Tricyle Riding (aka Triking)]
That's right, three wheels baby!!! This photo was taking during my trike's inaugural ride which (of course) was on a Southern California beach bike path. Oh yeah, behind my favorite three wheeler is my favorite four-wheeled vehicle. I'm so glad I got a truck to replace my old sedan. A sedan is great, but it just didn't suit me and the things I like to do for fun. Let's just say, I messed up the nice leather interior of my old sedan trying to squeeze in some rough lumber from the lumberyard. Now, loading up lumber in the truckbed is a cinch and it turns out I've got plenty of room to load up two trikes!
This is a good shot of my trike after I made a few modifications and add-ons. Among the things I did to "soup-up" my trike: Headlight and tailights, rear view mirrors, water bottle holder, more versatile seat adjustment, rear cargo rack. If you've never tried one of these out, you really are missing out. I guarantee your face will light up with a big fat grin.
Store-bought headlights don't fit the unusual diameter of my trike's steel pipe frame. So I had to improvise using my woodworking skills. A small block of red oak, a hacksawn piece of electrical conduit, and some screws were all it took to get the headlight up and working. Then I gave a little black spray paint job (below) and now you can hardly tell this was a home-made upgrade made out of wood!!!
The same trick worked for the rear light, but this time with a piece of pvc sprinkler pipe (I wound up using whatever I had lying around). It's amazing how good a little spray paint can make something look.
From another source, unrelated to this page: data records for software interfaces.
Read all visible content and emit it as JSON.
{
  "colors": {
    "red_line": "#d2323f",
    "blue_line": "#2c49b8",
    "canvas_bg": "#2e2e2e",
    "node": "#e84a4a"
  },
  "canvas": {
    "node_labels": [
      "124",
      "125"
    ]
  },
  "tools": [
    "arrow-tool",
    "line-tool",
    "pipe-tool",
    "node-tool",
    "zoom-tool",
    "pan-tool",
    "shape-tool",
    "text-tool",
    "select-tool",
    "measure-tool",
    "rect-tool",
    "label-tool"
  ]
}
The photo to the right also showw how good the rear rack looks once installed. I love it when I can modify things "The New Chinky Workshop" style!
I devised this addition to secure a flag. Since the trike is pretty low to the ground, I thought maybe a flag would be a good idea. But after using the flag for a while now, I don't really like how it just sticks up from the trike. Fortunately for me, this holder wound up being very helpful in securing the rear cargo rack. Again, the miracle of spray paint!
In order to get myself to exercise regularly, I decided I needed a partner in crime (or in this case, calorie burning). So enlisted the help of my sister. Our hope is this new hobby will not only result in some nice scenic photographs, but also some serious fat burning off our lazy asses!!!
With that I will leave you with this photo and a little piece of advice that I've always taken to heart...
Take the road less travelled...(especially if it's on a Trike!)